● Instructions for the task: Every line of the material is to be returned verbatim. Pictures stay out.

● Provided material:
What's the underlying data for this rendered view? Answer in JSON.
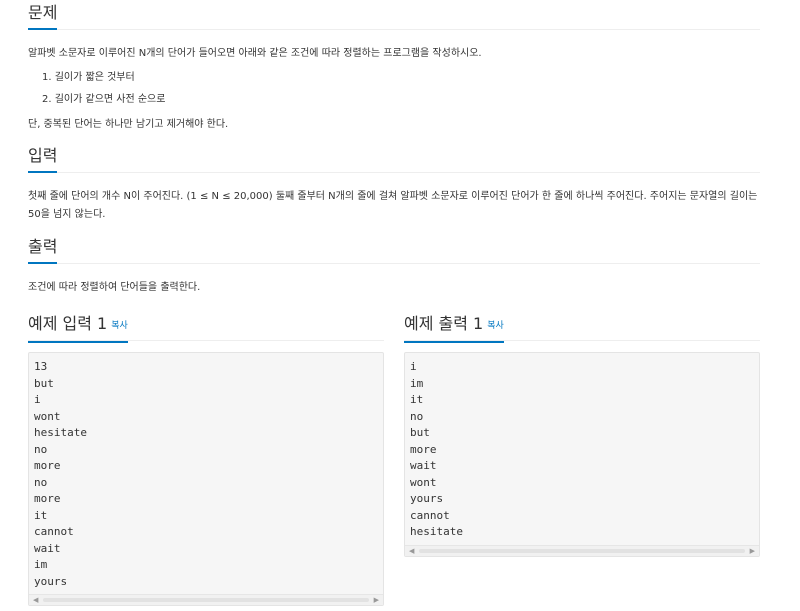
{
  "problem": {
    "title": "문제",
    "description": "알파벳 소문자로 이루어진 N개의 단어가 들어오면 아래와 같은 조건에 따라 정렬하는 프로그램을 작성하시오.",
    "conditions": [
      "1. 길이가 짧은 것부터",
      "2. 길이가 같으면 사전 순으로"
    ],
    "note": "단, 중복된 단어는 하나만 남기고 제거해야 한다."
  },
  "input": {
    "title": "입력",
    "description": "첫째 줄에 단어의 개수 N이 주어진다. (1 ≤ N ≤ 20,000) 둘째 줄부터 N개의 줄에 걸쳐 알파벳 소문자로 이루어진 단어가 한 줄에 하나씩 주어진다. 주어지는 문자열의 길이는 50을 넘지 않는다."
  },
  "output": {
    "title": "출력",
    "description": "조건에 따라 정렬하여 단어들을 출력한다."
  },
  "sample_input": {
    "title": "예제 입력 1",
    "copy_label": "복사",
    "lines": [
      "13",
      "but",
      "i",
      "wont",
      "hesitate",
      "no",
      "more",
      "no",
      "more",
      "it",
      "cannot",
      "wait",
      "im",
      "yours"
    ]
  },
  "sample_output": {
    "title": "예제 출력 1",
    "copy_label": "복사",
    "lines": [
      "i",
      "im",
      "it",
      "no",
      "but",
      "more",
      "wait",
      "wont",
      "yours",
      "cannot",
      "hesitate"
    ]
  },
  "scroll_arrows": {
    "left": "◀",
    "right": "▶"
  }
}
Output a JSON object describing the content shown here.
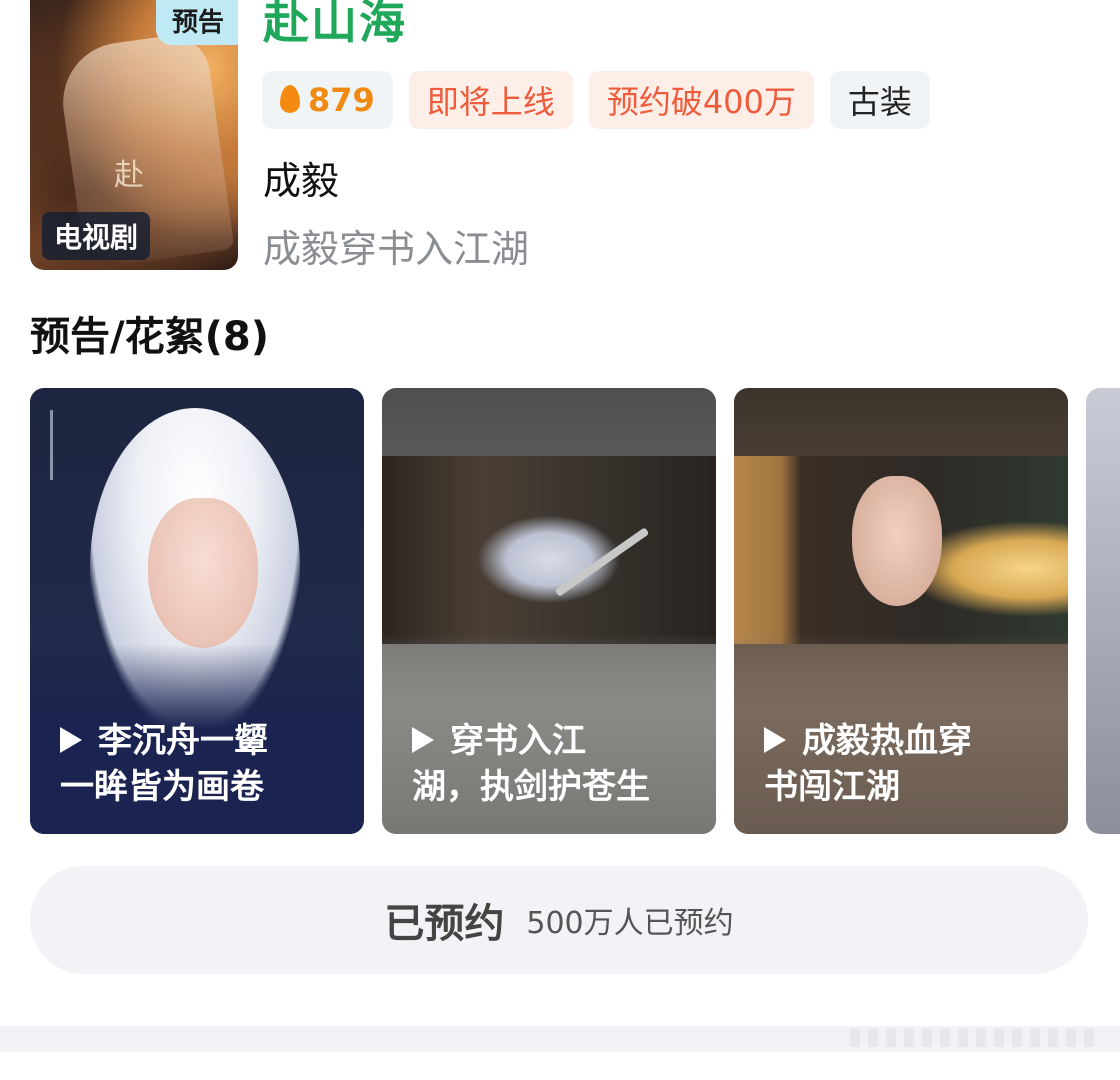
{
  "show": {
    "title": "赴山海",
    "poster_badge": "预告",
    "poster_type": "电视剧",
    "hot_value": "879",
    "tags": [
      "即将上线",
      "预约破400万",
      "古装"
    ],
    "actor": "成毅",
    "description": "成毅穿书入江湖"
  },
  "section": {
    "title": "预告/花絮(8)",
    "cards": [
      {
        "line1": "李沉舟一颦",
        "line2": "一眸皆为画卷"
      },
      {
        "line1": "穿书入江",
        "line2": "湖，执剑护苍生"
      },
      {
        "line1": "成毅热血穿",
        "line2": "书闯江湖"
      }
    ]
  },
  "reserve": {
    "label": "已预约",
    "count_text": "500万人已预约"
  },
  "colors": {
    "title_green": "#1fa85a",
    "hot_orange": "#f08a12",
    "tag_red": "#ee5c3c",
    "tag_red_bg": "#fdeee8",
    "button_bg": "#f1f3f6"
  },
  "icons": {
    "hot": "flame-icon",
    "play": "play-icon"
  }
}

● Solution below:
What's the underlying data for this rendered view? Answer in JSON.
{
  "problem": {
    "title": "문제",
    "description": "알파벳 소문자로 이루어진 N개의 단어가 들어오면 아래와 같은 조건에 따라 정렬하는 프로그램을 작성하시오.",
    "conditions": [
      "1. 길이가 짧은 것부터",
      "2. 길이가 같으면 사전 순으로"
    ],
    "note": "단, 중복된 단어는 하나만 남기고 제거해야 한다."
  },
  "input": {
    "title": "입력",
    "description": "첫째 줄에 단어의 개수 N이 주어진다. (1 ≤ N ≤ 20,000) 둘째 줄부터 N개의 줄에 걸쳐 알파벳 소문자로 이루어진 단어가 한 줄에 하나씩 주어진다. 주어지는 문자열의 길이는 50을 넘지 않는다."
  },
  "output": {
    "title": "출력",
    "description": "조건에 따라 정렬하여 단어들을 출력한다."
  },
  "sample_input": {
    "title": "예제 입력 1",
    "copy_label": "복사",
    "lines": [
      "13",
      "but",
      "i",
      "wont",
      "hesitate",
      "no",
      "more",
      "no",
      "more",
      "it",
      "cannot",
      "wait",
      "im",
      "yours"
    ]
  },
  "sample_output": {
    "title": "예제 출력 1",
    "copy_label": "복사",
    "lines": [
      "i",
      "im",
      "it",
      "no",
      "but",
      "more",
      "wait",
      "wont",
      "yours",
      "cannot",
      "hesitate"
    ]
  },
  "scroll_arrows": {
    "left": "◀",
    "right": "▶"
  }
}
Output a JSON object describing the content shown here.
{
  "show": {
    "title": "赴山海",
    "poster_badge": "预告",
    "poster_type": "电视剧",
    "hot_value": "879",
    "tags": [
      "即将上线",
      "预约破400万",
      "古装"
    ],
    "actor": "成毅",
    "description": "成毅穿书入江湖"
  },
  "section": {
    "title": "预告/花絮(8)",
    "cards": [
      {
        "line1": "李沉舟一颦",
        "line2": "一眸皆为画卷"
      },
      {
        "line1": "穿书入江",
        "line2": "湖，执剑护苍生"
      },
      {
        "line1": "成毅热血穿",
        "line2": "书闯江湖"
      }
    ]
  },
  "reserve": {
    "label": "已预约",
    "count_text": "500万人已预约"
  },
  "colors": {
    "title_green": "#1fa85a",
    "hot_orange": "#f08a12",
    "tag_red": "#ee5c3c",
    "tag_red_bg": "#fdeee8",
    "button_bg": "#f1f3f6"
  },
  "icons": {
    "hot": "flame-icon",
    "play": "play-icon"
  }
}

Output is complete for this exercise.